**Exercise material**

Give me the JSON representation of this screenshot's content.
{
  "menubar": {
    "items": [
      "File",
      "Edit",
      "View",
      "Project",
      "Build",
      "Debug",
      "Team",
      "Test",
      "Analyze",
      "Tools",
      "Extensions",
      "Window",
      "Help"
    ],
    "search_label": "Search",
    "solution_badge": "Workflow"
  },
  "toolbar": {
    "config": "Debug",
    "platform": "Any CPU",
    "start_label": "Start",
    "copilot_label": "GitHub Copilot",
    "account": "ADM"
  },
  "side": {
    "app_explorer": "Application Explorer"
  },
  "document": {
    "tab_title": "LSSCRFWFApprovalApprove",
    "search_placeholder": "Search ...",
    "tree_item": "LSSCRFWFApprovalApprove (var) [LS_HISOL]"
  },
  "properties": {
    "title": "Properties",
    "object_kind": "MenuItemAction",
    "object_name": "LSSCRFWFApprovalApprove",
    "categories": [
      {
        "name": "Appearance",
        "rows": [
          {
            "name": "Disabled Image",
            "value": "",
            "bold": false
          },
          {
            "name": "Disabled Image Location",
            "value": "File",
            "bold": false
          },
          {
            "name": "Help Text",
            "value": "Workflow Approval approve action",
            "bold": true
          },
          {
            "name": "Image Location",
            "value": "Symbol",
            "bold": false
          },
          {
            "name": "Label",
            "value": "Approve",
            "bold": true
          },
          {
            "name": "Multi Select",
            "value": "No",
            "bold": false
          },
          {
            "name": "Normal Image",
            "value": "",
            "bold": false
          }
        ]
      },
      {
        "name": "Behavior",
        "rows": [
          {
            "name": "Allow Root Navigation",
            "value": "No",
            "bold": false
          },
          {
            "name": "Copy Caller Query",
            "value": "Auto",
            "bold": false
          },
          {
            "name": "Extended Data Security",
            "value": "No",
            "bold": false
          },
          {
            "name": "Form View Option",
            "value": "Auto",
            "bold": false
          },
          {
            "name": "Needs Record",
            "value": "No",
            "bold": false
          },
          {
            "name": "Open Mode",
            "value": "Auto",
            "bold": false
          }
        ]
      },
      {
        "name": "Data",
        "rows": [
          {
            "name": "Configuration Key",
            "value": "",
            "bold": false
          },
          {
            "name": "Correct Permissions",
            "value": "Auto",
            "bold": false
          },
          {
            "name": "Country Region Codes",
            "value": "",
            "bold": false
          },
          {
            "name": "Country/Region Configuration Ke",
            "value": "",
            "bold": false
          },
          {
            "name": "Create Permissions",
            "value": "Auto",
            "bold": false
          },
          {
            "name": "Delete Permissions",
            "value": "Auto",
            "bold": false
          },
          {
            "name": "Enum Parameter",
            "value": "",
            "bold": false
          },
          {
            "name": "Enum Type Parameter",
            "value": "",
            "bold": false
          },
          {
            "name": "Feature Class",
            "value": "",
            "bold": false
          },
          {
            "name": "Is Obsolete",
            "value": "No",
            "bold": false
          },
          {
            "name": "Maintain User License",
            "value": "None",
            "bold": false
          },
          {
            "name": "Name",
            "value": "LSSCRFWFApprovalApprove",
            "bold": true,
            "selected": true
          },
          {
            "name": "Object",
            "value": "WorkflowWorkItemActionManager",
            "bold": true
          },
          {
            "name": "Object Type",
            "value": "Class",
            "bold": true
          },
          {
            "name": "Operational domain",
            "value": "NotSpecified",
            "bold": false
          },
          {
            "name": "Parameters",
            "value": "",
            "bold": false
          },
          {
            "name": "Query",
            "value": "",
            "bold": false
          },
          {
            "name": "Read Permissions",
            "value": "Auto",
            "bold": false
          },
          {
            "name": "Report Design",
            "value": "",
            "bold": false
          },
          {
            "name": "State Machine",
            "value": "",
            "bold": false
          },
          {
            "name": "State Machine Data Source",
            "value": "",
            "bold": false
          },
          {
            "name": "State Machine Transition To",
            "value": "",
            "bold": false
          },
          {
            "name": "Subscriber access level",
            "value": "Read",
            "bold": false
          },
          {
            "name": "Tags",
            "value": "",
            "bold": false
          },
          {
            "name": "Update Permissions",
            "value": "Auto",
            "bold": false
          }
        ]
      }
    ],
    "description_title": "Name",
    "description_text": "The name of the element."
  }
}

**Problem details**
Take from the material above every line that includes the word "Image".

**Solution for this task**
            "name": "Disabled Image",
            "name": "Disabled Image Location",
            "name": "Image Location",
            "name": "Normal Image",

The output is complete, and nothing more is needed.